:: WORK INSTRUCTIONS ::
Search through the entries for the word "month" and copy every line that has it.

EXCERPTED RECORDS section start

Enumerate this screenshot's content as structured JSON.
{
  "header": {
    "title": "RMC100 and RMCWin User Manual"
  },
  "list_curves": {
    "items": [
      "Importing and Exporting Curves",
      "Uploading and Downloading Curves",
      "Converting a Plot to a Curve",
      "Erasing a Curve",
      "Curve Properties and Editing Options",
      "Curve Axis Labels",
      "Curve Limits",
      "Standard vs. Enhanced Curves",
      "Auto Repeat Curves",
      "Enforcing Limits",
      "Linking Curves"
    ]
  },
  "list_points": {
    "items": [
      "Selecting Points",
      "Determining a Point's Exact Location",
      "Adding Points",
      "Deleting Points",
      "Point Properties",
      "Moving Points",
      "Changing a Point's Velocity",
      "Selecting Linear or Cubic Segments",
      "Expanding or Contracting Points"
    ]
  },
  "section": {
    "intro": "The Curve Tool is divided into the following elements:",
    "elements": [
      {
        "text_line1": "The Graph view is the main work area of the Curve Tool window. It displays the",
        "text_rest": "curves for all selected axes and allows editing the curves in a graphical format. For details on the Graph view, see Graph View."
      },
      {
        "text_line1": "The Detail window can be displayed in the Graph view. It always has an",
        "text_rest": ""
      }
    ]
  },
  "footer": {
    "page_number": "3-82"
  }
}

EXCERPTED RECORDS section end
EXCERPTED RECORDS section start

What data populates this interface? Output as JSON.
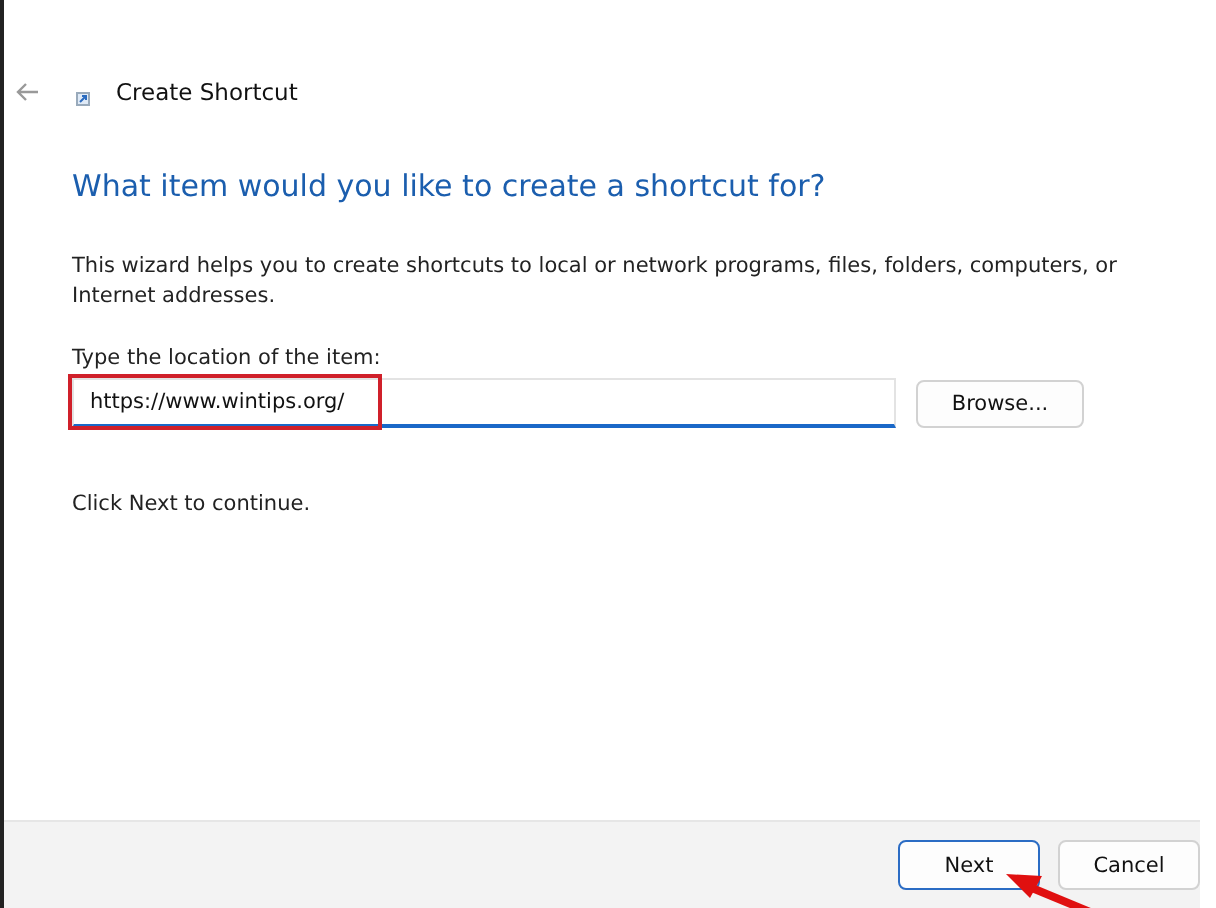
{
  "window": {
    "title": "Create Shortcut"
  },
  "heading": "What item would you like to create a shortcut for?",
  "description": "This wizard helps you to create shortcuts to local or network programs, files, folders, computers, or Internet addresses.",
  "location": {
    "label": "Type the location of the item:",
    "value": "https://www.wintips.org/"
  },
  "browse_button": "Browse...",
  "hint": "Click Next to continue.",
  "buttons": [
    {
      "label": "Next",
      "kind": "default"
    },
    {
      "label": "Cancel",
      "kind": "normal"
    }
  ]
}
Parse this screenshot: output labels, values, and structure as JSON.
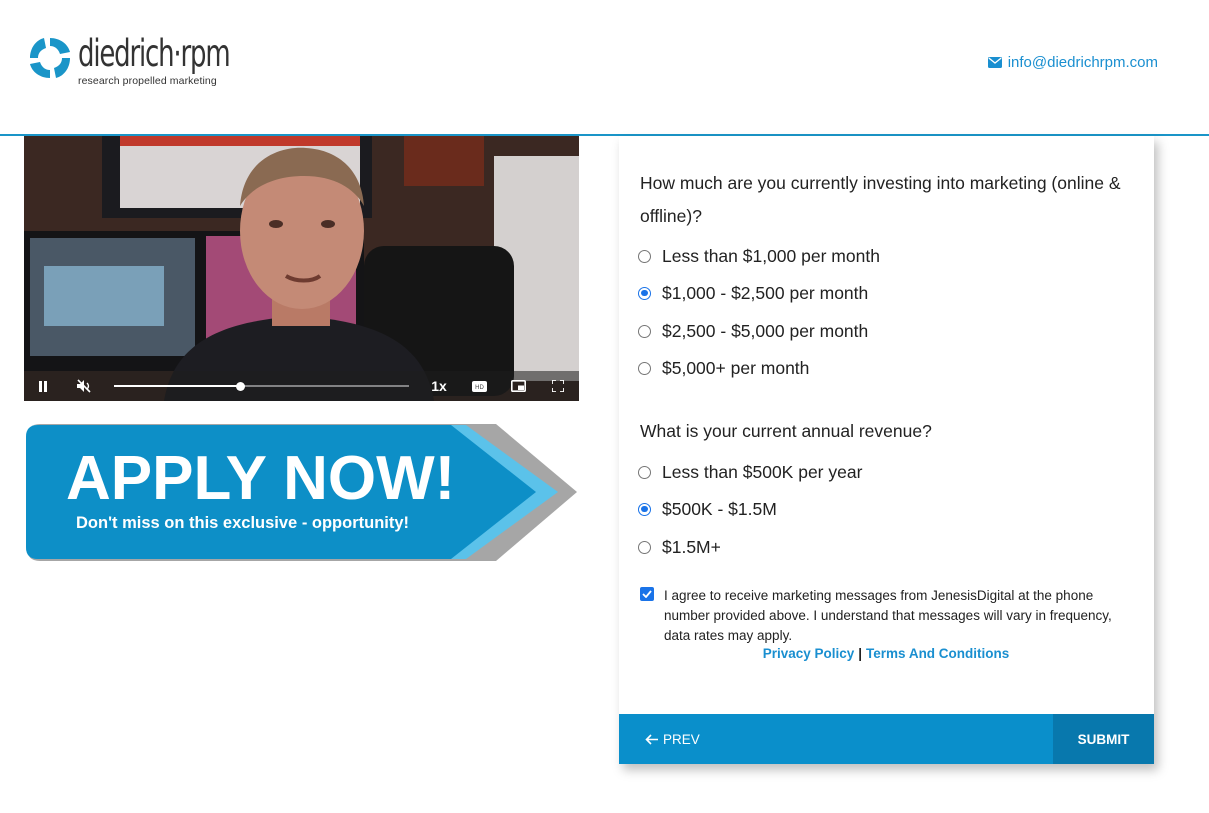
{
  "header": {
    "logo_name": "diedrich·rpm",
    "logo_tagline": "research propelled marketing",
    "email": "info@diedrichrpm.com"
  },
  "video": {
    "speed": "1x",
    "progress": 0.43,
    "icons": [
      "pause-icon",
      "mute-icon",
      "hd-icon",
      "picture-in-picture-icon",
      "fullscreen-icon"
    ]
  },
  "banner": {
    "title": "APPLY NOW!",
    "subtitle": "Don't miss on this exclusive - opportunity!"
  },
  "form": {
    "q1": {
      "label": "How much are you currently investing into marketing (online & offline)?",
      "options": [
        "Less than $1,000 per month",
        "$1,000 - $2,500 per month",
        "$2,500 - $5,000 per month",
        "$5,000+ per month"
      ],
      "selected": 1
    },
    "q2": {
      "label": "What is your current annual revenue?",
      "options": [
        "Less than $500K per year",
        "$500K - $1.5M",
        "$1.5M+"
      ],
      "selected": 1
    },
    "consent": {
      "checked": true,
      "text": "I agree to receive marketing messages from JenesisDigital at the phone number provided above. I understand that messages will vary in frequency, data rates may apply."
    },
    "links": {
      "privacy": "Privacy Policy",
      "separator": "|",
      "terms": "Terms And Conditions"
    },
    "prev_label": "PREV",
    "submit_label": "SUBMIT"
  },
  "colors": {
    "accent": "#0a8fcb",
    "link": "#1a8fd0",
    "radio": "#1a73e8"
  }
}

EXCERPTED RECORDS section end

:: REPLY TO THE EXERCISE ::
        "Less than $1,000 per month",
        "$1,000 - $2,500 per month",
        "$2,500 - $5,000 per month",
        "$5,000+ per month"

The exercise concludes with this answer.